As Thanksgiving draws near, many of us will be spending more and more time in the kitchen as we get ready to cook up a Turkey Day feast, followed by more special meals for holiday celebrations of all sorts throughout the rest of the year. If you’re looking for ways to keep things running smoothly, read on for advice on how to create a kitchen that is safe and functional.
Thaw thoughtfully: There are three safe ways to thaw a turkey, and leaving it on the counter is not one of them. When a turkey has been left to thaw on a counter for more than 2 hours, the center may still be frozen, but the outer layer is at a temperature where foodborne bacteria multiply rapidly. Check out this USDA article on safe turkey thawing to get detailed instructions for the three safe ways to thaw a turkey: in the fridge, in cold water, and in the microwave.
Quash cross-contamination: Always remember that raw poultry can carry salmonella. To prevent cross-contamination and the spreading of bacteria, never prepare food on a surface previously touched by uncooked turkey or any other meat. Be sure to thoroughly clean all cutting boards, countertops and utensils that have come in contact with raw meat, and wash your hands often.
Don’t carry that weight: Heavy pots and pans can be tricky to move from place to place. So you’ll want to place the pot on the stove first, and then add your ingredients. If you need to fill it with water, an extra-long hose for your sink sprayer will allow you to do that without having to move the pot.
Light your workspace: It never hurts to throw more light on the situation, and using sharp knives gets much safer when you can properly see what you’re doing. For quick and easy kitchen task lighting, get some battery-powered, stick-on LEDs and attach them to the underside of your cabinets.
Avoid scalding water: Remember that half of all burns treated in the ER result from a scalding injury. So set your home’s water heater to 120 degrees to prevent water from coming out of the tap at a dangerous temperature.
How to fight fire right: For a grease fire, a quick solution is to pour a box of baking soda directly over the flames. Never douse with water! Always keep a fire extinguisher within reach, and regularly check the pressure gauge to make sure it's operable.

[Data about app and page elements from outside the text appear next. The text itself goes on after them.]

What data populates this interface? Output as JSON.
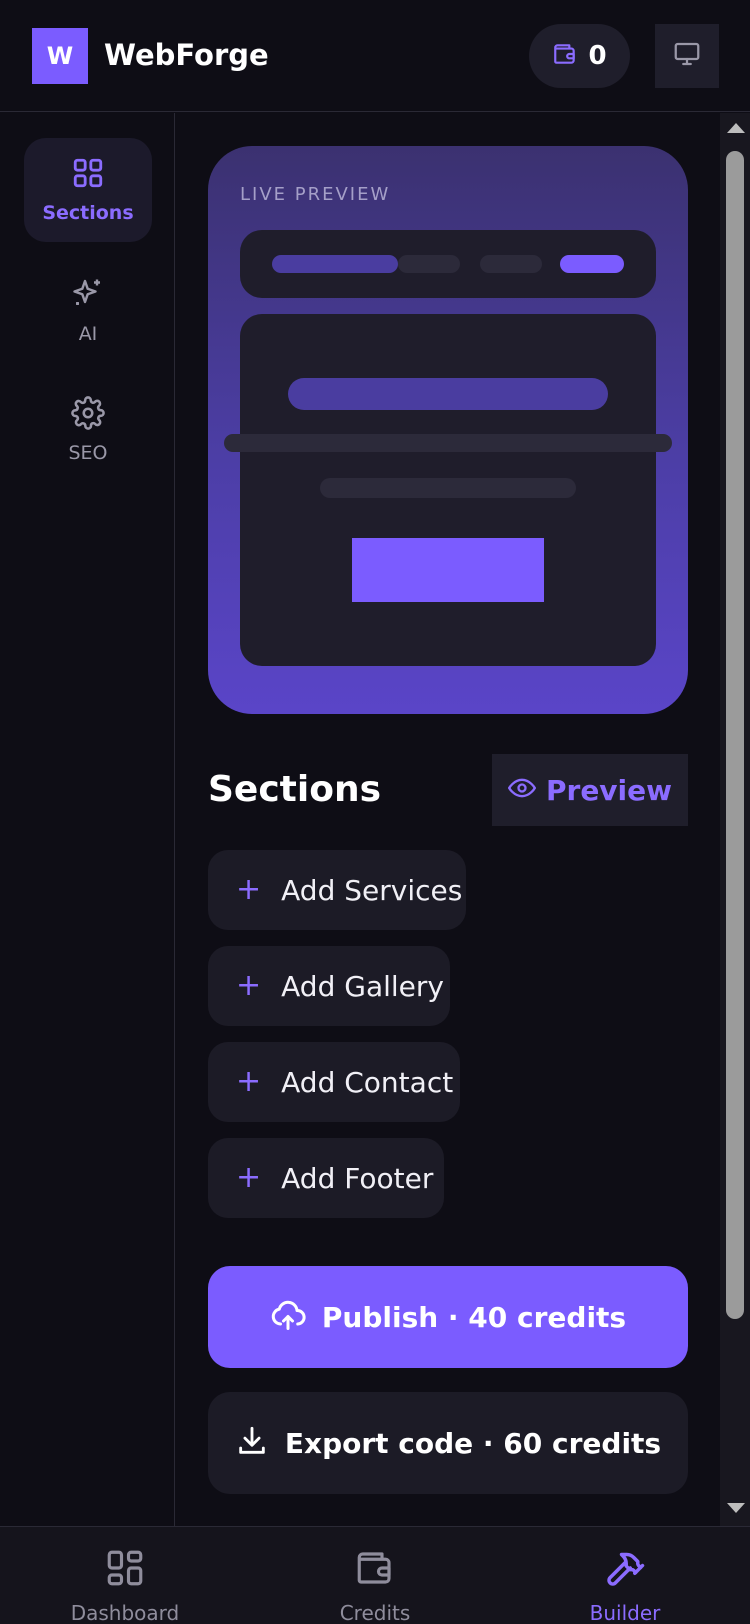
{
  "header": {
    "logo_letter": "W",
    "brand": "WebForge",
    "wallet_balance": "0"
  },
  "rail": {
    "items": [
      {
        "label": "Sections",
        "icon": "grid-icon",
        "active": true
      },
      {
        "label": "AI",
        "icon": "sparkle-icon",
        "active": false
      },
      {
        "label": "SEO",
        "icon": "gear-icon",
        "active": false
      }
    ]
  },
  "preview": {
    "label": "LIVE PREVIEW"
  },
  "sections": {
    "title": "Sections",
    "preview_button": "Preview",
    "add_buttons": [
      "Add Services",
      "Add Gallery",
      "Add Contact",
      "Add Footer"
    ]
  },
  "actions": {
    "publish": "Publish · 40 credits",
    "export": "Export code · 60 credits"
  },
  "bottom_nav": {
    "items": [
      {
        "label": "Dashboard",
        "icon": "dashboard-icon",
        "active": false
      },
      {
        "label": "Credits",
        "icon": "wallet-icon",
        "active": false
      },
      {
        "label": "Builder",
        "icon": "hammer-icon",
        "active": true
      }
    ]
  },
  "colors": {
    "accent": "#7b5cff",
    "background": "#0e0d15",
    "surface": "#1c1b26"
  }
}
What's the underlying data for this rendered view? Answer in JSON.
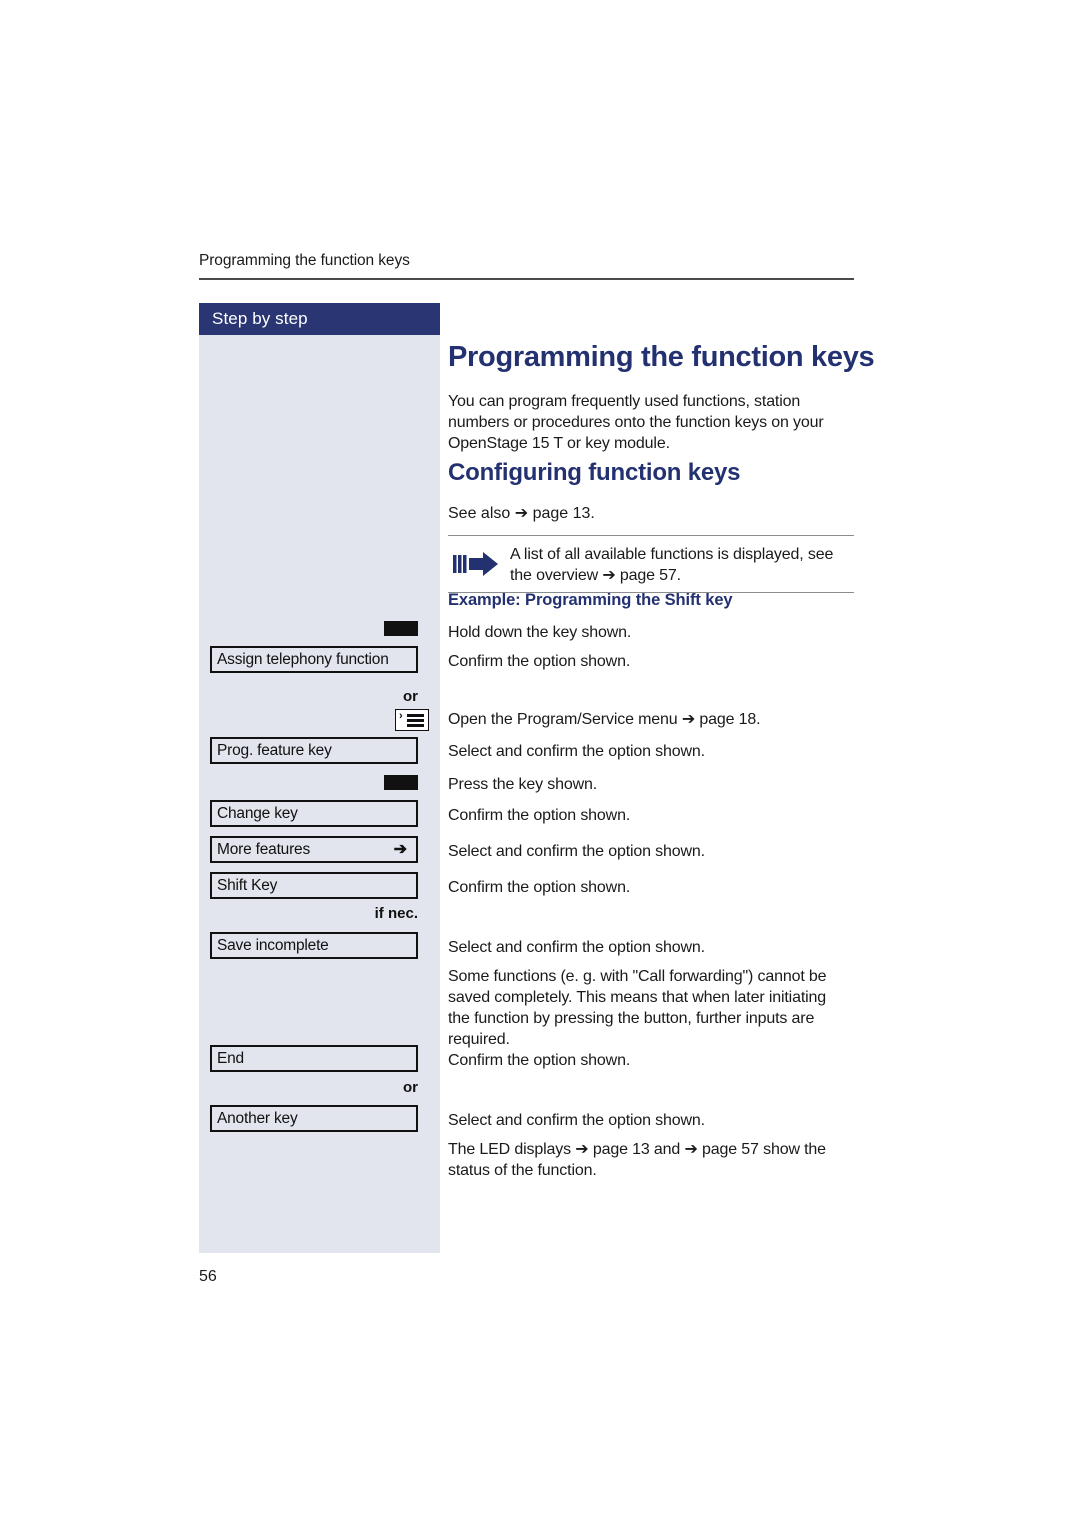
{
  "document": {
    "running_header": "Programming the function keys",
    "page_number": "56"
  },
  "sidebar": {
    "header_label": "Step by step",
    "or_label_1": "or",
    "or_label_2": "or",
    "if_nec_label": "if nec.",
    "options": [
      {
        "label": "Assign telephony function",
        "arrow": ""
      },
      {
        "label": "Prog. feature key",
        "arrow": ""
      },
      {
        "label": "Change key",
        "arrow": ""
      },
      {
        "label": "More features",
        "arrow": "➔"
      },
      {
        "label": "Shift Key",
        "arrow": ""
      },
      {
        "label": "Save incomplete",
        "arrow": ""
      },
      {
        "label": "End",
        "arrow": ""
      },
      {
        "label": "Another key",
        "arrow": ""
      }
    ],
    "icons": {
      "key_glyph_1": "telephony-key-icon",
      "key_glyph_2": "telephony-key-icon",
      "menu_glyph": "program-service-menu-icon",
      "menu_caret": "›"
    }
  },
  "content": {
    "title": "Programming the function keys",
    "intro": "You can program frequently used functions, station numbers or procedures onto the function keys on your OpenStage 15 T or key module.",
    "subtitle": "Configuring function keys",
    "see_also": "See also ➔ page 13.",
    "note": {
      "icon_name": "note-arrow-icon",
      "text": "A list of all available functions is displayed, see the overview ➔ page 57."
    },
    "example_heading": "Example: Programming the Shift key",
    "steps": [
      "Hold down the key shown.",
      "Confirm the option shown.",
      "Open the Program/Service menu ➔ page 18.",
      "Select and confirm the option shown.",
      "Press the key shown.",
      "Confirm the option shown.",
      "Select and confirm the option shown.",
      "Confirm the option shown.",
      "Select and confirm the option shown.",
      "Some functions (e. g. with \"Call forwarding\") cannot be saved completely. This means  that when later initiating the function by pressing the button, further inputs are required.",
      "Confirm the option shown.",
      "Select and confirm the option shown.",
      "The LED displays ➔ page 13 and ➔ page 57 show the status of the function."
    ]
  },
  "colors": {
    "brand_navy": "#243171",
    "sidebar_header": "#2a3573",
    "sidebar_bg": "#e2e4ee",
    "rule": "#8c8c8c"
  }
}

Follow these tips for Thanksgiving kitchen safety, and you’ll have one less thing to worry about while cooking up a feast for friends and family.